But most exchange rates aren’t fixed—they’re “floating,” meaning their values constantly change depending on various economic factors. As of 2019, one U.S. dollar is the equivalent of sixty-eight Indian rupees. Ten years ago, a dollar was worth fifty rupees. And forty years ago, you only needed eight rupees to get one dollar. Over time, the value of the rupee has depreciated, or gone down, making it worth less. Sometimes a currency that depreciates is described as getting weaker because you can buy less foreign currency with it. On the flip side, the Israeli new shekel was worth just nineteen U.S. cents in 2003, but its value has grown over time, trading in for twenty-eight cents in 2019, a 50 percent increase. Over this time period, the shekel got stronger or more valuable; in other words, the currency appreciated.
Appreciation = getting stronger = worth more = higher value
Depreciation = getting weaker = worth less = lower value
Changes in the value of a currency are influenced by supply and demand.

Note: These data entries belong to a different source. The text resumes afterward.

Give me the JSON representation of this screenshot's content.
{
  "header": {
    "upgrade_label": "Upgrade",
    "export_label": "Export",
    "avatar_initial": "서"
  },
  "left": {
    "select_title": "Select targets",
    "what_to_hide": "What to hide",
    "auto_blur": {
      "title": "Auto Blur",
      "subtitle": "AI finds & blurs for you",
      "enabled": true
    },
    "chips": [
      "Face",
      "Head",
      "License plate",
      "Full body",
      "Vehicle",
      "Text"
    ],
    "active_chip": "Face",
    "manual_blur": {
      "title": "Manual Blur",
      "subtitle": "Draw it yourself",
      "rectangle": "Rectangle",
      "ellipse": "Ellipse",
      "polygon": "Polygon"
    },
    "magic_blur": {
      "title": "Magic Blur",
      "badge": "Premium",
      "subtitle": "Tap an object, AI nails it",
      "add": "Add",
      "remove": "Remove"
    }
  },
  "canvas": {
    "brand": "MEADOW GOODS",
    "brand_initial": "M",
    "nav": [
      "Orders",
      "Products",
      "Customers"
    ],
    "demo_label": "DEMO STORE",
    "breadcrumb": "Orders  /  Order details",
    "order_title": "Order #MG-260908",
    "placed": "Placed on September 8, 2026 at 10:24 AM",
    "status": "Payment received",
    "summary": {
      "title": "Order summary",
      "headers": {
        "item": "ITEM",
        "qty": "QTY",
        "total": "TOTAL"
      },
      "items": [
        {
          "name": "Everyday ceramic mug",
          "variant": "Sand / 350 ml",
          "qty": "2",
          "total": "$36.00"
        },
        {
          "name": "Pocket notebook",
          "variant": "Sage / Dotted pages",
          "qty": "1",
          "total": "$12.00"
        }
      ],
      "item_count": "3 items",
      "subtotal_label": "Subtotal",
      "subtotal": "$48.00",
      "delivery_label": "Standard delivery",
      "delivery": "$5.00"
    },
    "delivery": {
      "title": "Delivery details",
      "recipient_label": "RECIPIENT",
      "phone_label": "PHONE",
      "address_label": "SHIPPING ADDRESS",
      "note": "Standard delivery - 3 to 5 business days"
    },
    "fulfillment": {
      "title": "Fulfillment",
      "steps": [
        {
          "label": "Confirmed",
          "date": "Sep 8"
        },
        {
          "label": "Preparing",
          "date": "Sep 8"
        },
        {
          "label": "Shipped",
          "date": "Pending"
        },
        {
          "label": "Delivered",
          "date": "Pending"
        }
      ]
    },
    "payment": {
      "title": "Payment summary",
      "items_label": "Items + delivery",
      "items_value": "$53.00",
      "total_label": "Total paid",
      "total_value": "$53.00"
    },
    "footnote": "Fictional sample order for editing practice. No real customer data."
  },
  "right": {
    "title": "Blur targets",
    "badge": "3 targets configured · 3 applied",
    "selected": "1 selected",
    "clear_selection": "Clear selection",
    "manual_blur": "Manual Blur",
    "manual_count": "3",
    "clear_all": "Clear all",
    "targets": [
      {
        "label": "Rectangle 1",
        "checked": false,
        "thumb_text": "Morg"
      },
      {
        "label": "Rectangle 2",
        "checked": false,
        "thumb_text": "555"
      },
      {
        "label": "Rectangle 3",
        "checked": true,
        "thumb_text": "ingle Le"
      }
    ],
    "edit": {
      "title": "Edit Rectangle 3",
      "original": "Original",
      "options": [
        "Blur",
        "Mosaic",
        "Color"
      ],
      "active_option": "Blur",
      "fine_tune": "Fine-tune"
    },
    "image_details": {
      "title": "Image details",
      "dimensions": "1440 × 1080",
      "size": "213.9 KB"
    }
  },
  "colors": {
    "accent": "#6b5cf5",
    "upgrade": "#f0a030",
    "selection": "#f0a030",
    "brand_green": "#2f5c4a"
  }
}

Currencies are bought and sold, just like other goods are. These transactions mainly take place in foreign exchange markets, marketplaces for trading currencies. Currencies increase in value when lots of people want to buy them (meaning there is high demand for those currencies), and they decrease in value when fewer people want to buy them (i.e., the demand is low). And if a large amount of a currency is lying around in the market (i.e., supply), its value will go down, just like its value would go up if there were not much of it in the market. As you will see below, supply and demand of a currency can change based on several factors, including a country’s attractiveness to investors, commodity prices, and inflation.